## [Page and application data records]
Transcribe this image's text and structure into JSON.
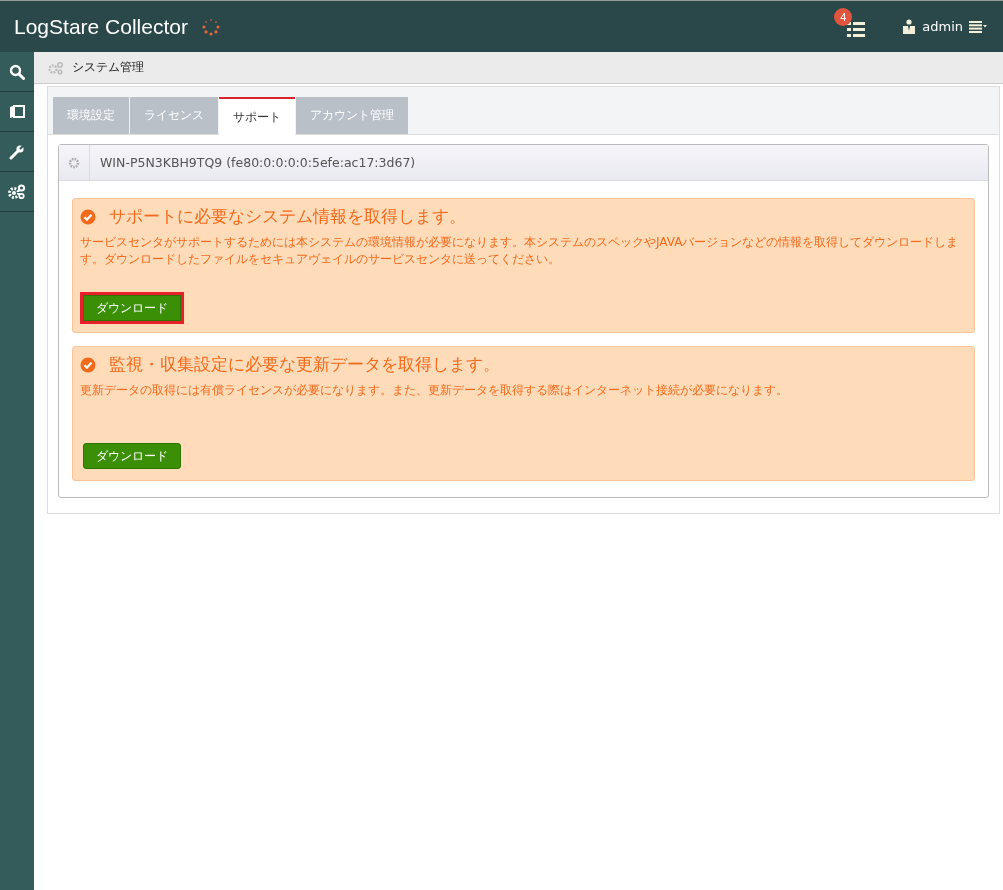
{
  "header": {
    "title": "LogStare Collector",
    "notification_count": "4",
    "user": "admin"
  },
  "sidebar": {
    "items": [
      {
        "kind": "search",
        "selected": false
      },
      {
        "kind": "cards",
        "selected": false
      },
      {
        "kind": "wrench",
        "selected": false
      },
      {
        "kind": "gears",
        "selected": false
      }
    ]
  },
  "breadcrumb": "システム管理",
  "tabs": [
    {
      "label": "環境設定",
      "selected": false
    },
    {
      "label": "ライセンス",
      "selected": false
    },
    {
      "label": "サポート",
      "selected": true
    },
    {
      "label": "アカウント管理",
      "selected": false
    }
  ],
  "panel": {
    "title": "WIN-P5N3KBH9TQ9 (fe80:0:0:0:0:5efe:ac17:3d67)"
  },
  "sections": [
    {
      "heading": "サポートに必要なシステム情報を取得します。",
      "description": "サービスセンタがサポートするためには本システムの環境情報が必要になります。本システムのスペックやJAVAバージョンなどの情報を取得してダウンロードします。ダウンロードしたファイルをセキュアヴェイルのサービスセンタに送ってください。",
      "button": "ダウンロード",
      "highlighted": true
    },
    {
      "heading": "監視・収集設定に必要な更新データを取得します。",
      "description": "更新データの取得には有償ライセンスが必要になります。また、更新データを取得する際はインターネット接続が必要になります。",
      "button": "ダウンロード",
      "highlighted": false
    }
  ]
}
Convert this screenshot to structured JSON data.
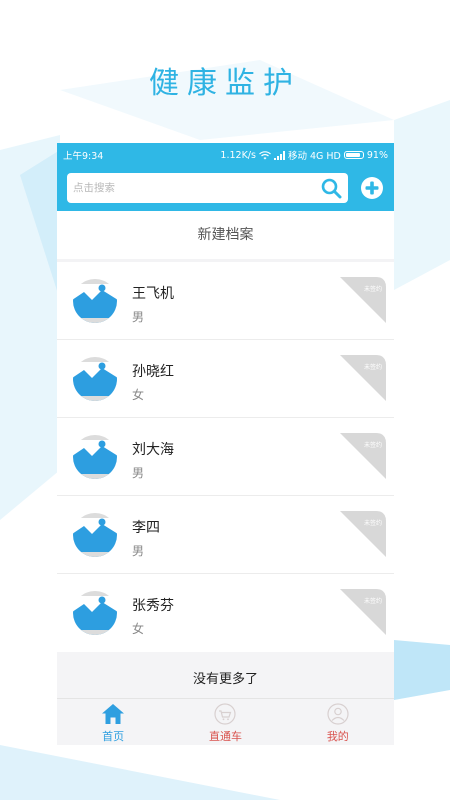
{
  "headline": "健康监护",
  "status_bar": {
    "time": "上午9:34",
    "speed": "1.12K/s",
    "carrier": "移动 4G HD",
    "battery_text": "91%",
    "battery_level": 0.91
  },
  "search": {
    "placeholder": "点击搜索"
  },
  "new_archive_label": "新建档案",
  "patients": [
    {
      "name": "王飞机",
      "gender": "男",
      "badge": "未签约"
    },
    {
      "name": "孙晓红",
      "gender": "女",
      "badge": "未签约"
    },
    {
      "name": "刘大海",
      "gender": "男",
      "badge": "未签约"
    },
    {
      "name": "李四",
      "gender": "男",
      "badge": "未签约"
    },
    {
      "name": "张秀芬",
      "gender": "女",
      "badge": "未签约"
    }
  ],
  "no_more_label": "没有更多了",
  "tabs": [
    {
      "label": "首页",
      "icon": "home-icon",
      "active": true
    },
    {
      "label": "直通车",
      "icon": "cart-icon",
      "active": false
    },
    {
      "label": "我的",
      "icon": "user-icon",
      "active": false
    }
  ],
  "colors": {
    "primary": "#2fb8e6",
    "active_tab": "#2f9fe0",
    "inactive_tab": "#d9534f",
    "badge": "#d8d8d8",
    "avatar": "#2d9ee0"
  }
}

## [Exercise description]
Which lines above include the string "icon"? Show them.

## [Written response]
      "icon": "home-icon",
      "icon": "cart-icon",
      "icon": "user-icon",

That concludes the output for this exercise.